#### [REQUIREMENT]
Without copying any picture, return all lines below exactly.
::::
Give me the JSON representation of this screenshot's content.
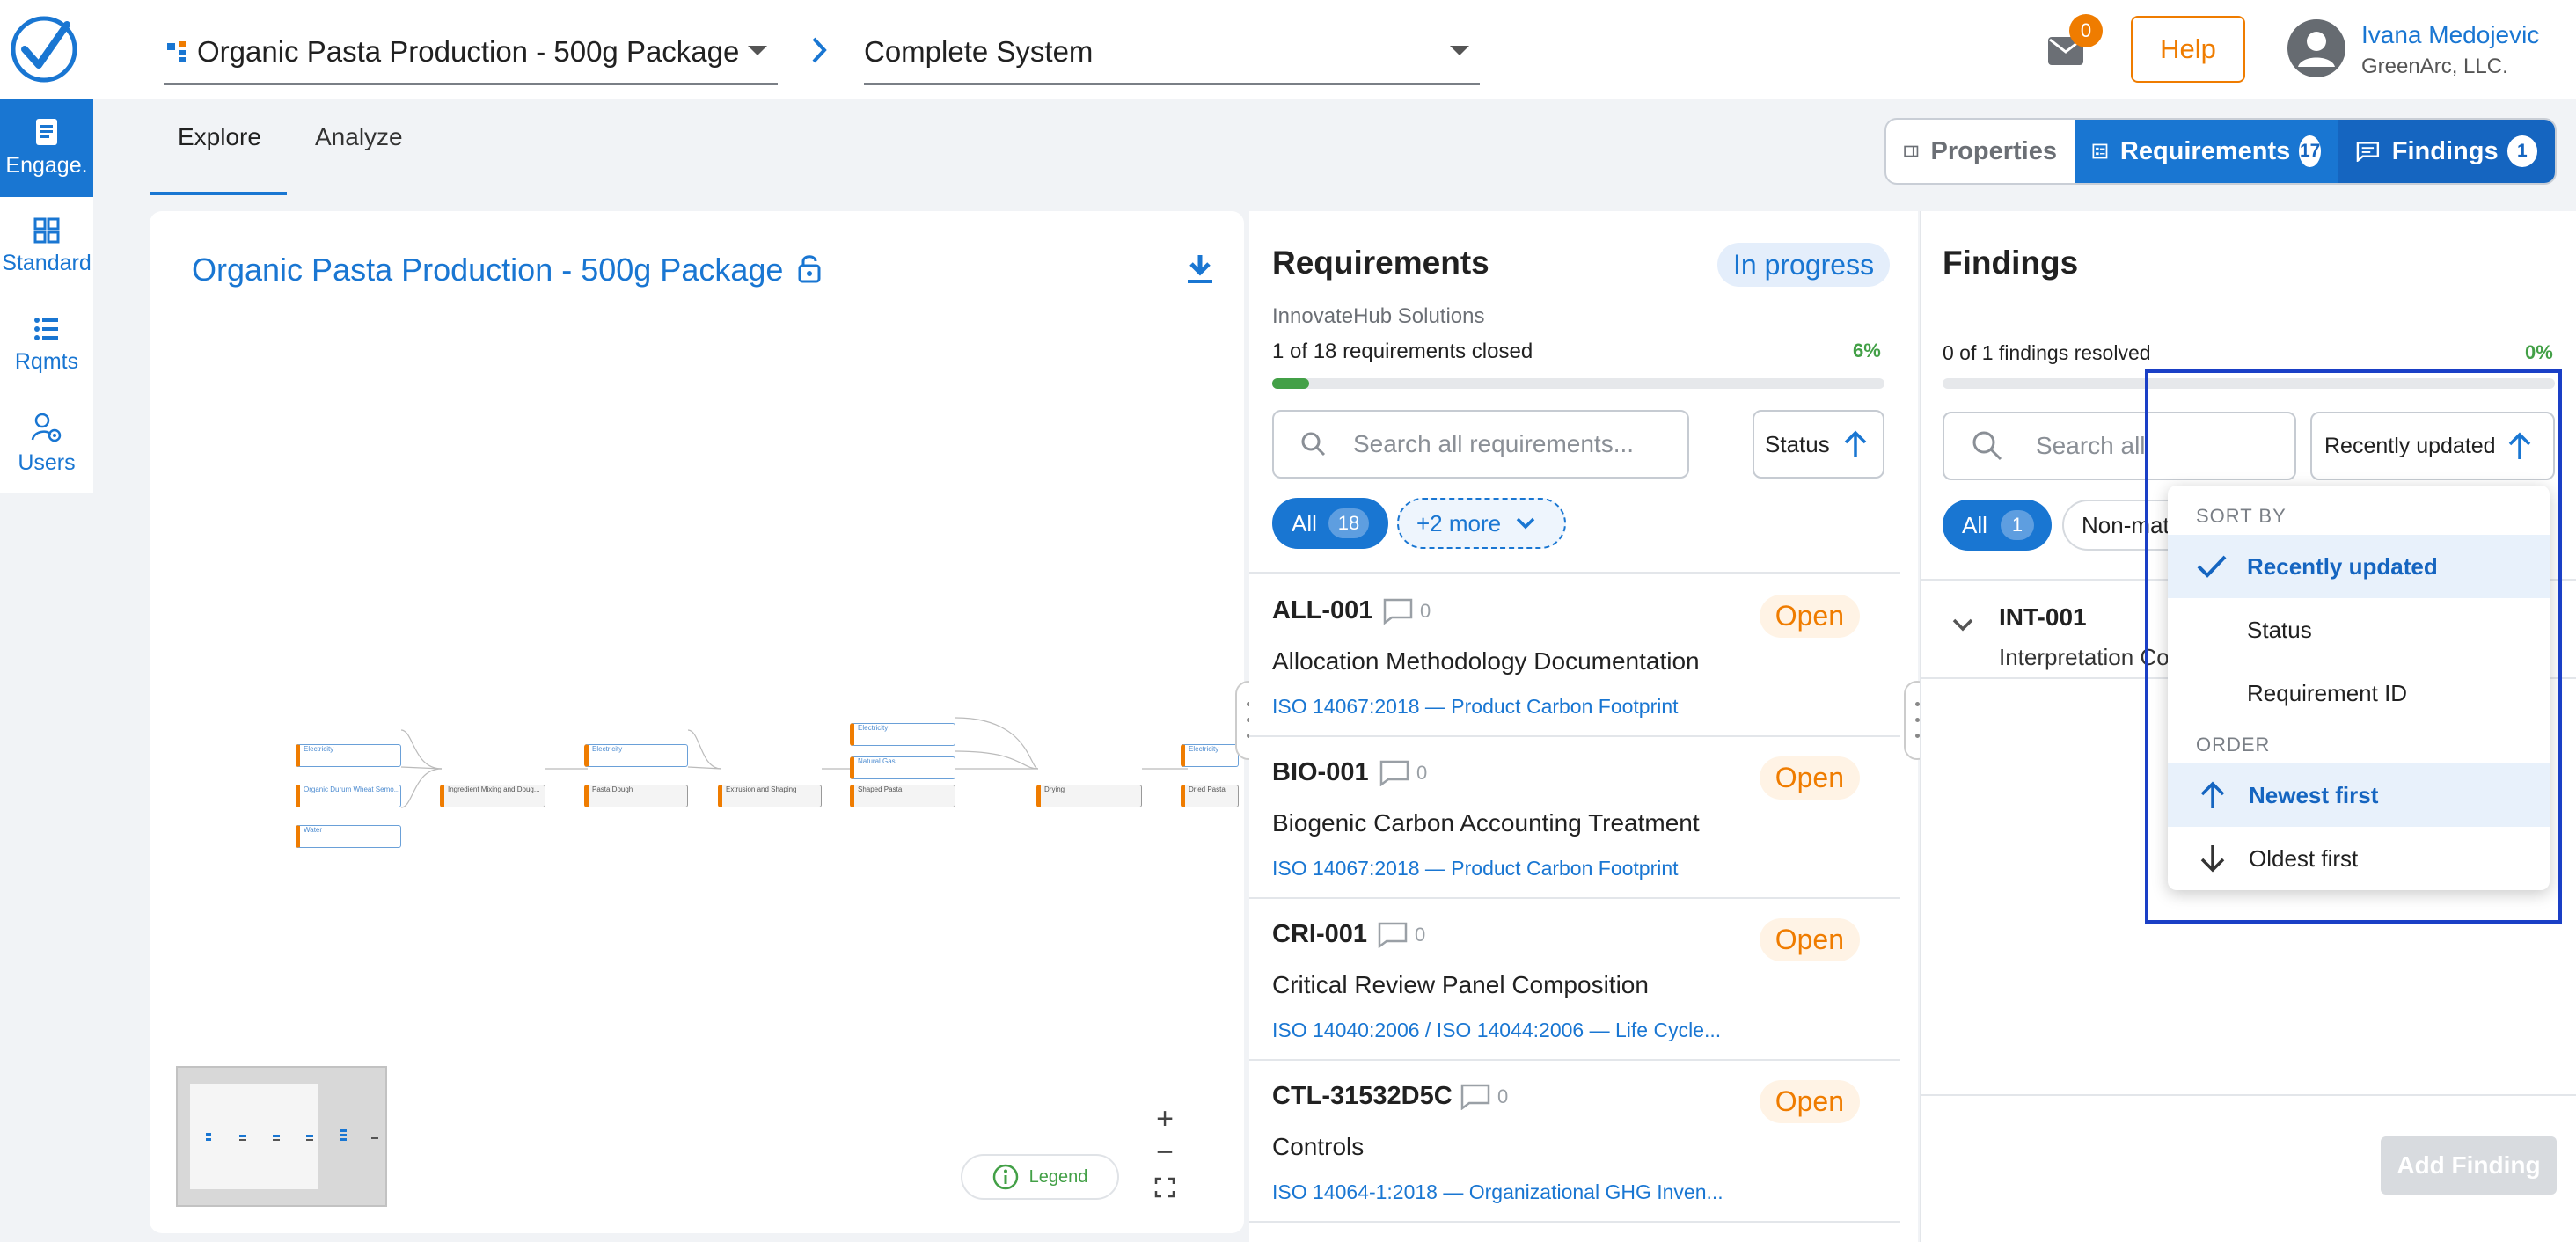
{
  "header": {
    "product_select": "Organic Pasta Production - 500g Package",
    "system_select": "Complete System",
    "mail_count": "0",
    "help_label": "Help",
    "user_name": "Ivana Medojevic",
    "user_org": "GreenArc, LLC."
  },
  "rail": [
    {
      "label": "Engage.",
      "icon": "document-icon"
    },
    {
      "label": "Standard",
      "icon": "grid-icon"
    },
    {
      "label": "Rqmts",
      "icon": "list-icon"
    },
    {
      "label": "Users",
      "icon": "users-gear-icon"
    }
  ],
  "tabs": {
    "explore": "Explore",
    "analyze": "Analyze"
  },
  "view_toggle": {
    "properties": "Properties",
    "requirements": "Requirements",
    "requirements_count": "17",
    "findings": "Findings",
    "findings_count": "1"
  },
  "explore_panel": {
    "title": "Organic Pasta Production - 500g Package",
    "legend": "Legend",
    "flow_nodes": [
      "Electricity",
      "Organic Durum Wheat Semo...",
      "Water",
      "Ingredient Mixing and Doug...",
      "Electricity",
      "Pasta Dough",
      "Extrusion and Shaping",
      "Electricity",
      "Natural Gas",
      "Shaped Pasta",
      "Drying",
      "Electricity",
      "Dried Pasta"
    ]
  },
  "requirements_panel": {
    "title": "Requirements",
    "status": "In progress",
    "org": "InnovateHub Solutions",
    "closed_text": "1 of 18 requirements closed",
    "percent": "6%",
    "progress_fraction": 0.06,
    "search_placeholder": "Search all requirements...",
    "status_sort": "Status",
    "filter_all": "All",
    "filter_all_count": "18",
    "more_filters": "+2 more",
    "items": [
      {
        "id": "ALL-001",
        "comments": "0",
        "badge": "Open",
        "title": "Allocation Methodology Documentation",
        "standard": "ISO 14067:2018 — Product Carbon Footprint"
      },
      {
        "id": "BIO-001",
        "comments": "0",
        "badge": "Open",
        "title": "Biogenic Carbon Accounting Treatment",
        "standard": "ISO 14067:2018 — Product Carbon Footprint"
      },
      {
        "id": "CRI-001",
        "comments": "0",
        "badge": "Open",
        "title": "Critical Review Panel Composition",
        "standard": "ISO 14040:2006 / ISO 14044:2006 — Life Cycle..."
      },
      {
        "id": "CTL-31532D5C",
        "comments": "0",
        "badge": "Open",
        "title": "Controls",
        "standard": "ISO 14064-1:2018 — Organizational GHG Inven..."
      }
    ]
  },
  "findings_panel": {
    "title": "Findings",
    "resolved_text": "0 of 1 findings resolved",
    "percent": "0%",
    "progress_fraction": 0.0,
    "search_placeholder": "Search all",
    "sort_label": "Recently updated",
    "filter_all": "All",
    "filter_all_count": "1",
    "filter_nonmatch": "Non-mat",
    "item_id": "INT-001",
    "item_title": "Interpretation Co",
    "add_finding": "Add Finding"
  },
  "sort_menu": {
    "sort_by_heading": "SORT BY",
    "sort_options": [
      "Recently updated",
      "Status",
      "Requirement ID"
    ],
    "selected_sort": "Recently updated",
    "order_heading": "ORDER",
    "order_options": [
      "Newest first",
      "Oldest first"
    ],
    "selected_order": "Newest first"
  },
  "colors": {
    "primary": "#1976d2",
    "accent_orange": "#ef7c00",
    "success_green": "#43a047",
    "highlight_outline": "#1a3fc6"
  }
}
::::
#### [SOLUTION TO THIS TASK]
Give me the JSON representation of this screenshot's content.
{
  "header": {
    "product_select": "Organic Pasta Production - 500g Package",
    "system_select": "Complete System",
    "mail_count": "0",
    "help_label": "Help",
    "user_name": "Ivana Medojevic",
    "user_org": "GreenArc, LLC."
  },
  "rail": [
    {
      "label": "Engage.",
      "icon": "document-icon"
    },
    {
      "label": "Standard",
      "icon": "grid-icon"
    },
    {
      "label": "Rqmts",
      "icon": "list-icon"
    },
    {
      "label": "Users",
      "icon": "users-gear-icon"
    }
  ],
  "tabs": {
    "explore": "Explore",
    "analyze": "Analyze"
  },
  "view_toggle": {
    "properties": "Properties",
    "requirements": "Requirements",
    "requirements_count": "17",
    "findings": "Findings",
    "findings_count": "1"
  },
  "explore_panel": {
    "title": "Organic Pasta Production - 500g Package",
    "legend": "Legend",
    "flow_nodes": [
      "Electricity",
      "Organic Durum Wheat Semo...",
      "Water",
      "Ingredient Mixing and Doug...",
      "Electricity",
      "Pasta Dough",
      "Extrusion and Shaping",
      "Electricity",
      "Natural Gas",
      "Shaped Pasta",
      "Drying",
      "Electricity",
      "Dried Pasta"
    ]
  },
  "requirements_panel": {
    "title": "Requirements",
    "status": "In progress",
    "org": "InnovateHub Solutions",
    "closed_text": "1 of 18 requirements closed",
    "percent": "6%",
    "progress_fraction": 0.06,
    "search_placeholder": "Search all requirements...",
    "status_sort": "Status",
    "filter_all": "All",
    "filter_all_count": "18",
    "more_filters": "+2 more",
    "items": [
      {
        "id": "ALL-001",
        "comments": "0",
        "badge": "Open",
        "title": "Allocation Methodology Documentation",
        "standard": "ISO 14067:2018 — Product Carbon Footprint"
      },
      {
        "id": "BIO-001",
        "comments": "0",
        "badge": "Open",
        "title": "Biogenic Carbon Accounting Treatment",
        "standard": "ISO 14067:2018 — Product Carbon Footprint"
      },
      {
        "id": "CRI-001",
        "comments": "0",
        "badge": "Open",
        "title": "Critical Review Panel Composition",
        "standard": "ISO 14040:2006 / ISO 14044:2006 — Life Cycle..."
      },
      {
        "id": "CTL-31532D5C",
        "comments": "0",
        "badge": "Open",
        "title": "Controls",
        "standard": "ISO 14064-1:2018 — Organizational GHG Inven..."
      }
    ]
  },
  "findings_panel": {
    "title": "Findings",
    "resolved_text": "0 of 1 findings resolved",
    "percent": "0%",
    "progress_fraction": 0.0,
    "search_placeholder": "Search all",
    "sort_label": "Recently updated",
    "filter_all": "All",
    "filter_all_count": "1",
    "filter_nonmatch": "Non-mat",
    "item_id": "INT-001",
    "item_title": "Interpretation Co",
    "add_finding": "Add Finding"
  },
  "sort_menu": {
    "sort_by_heading": "SORT BY",
    "sort_options": [
      "Recently updated",
      "Status",
      "Requirement ID"
    ],
    "selected_sort": "Recently updated",
    "order_heading": "ORDER",
    "order_options": [
      "Newest first",
      "Oldest first"
    ],
    "selected_order": "Newest first"
  },
  "colors": {
    "primary": "#1976d2",
    "accent_orange": "#ef7c00",
    "success_green": "#43a047",
    "highlight_outline": "#1a3fc6"
  }
}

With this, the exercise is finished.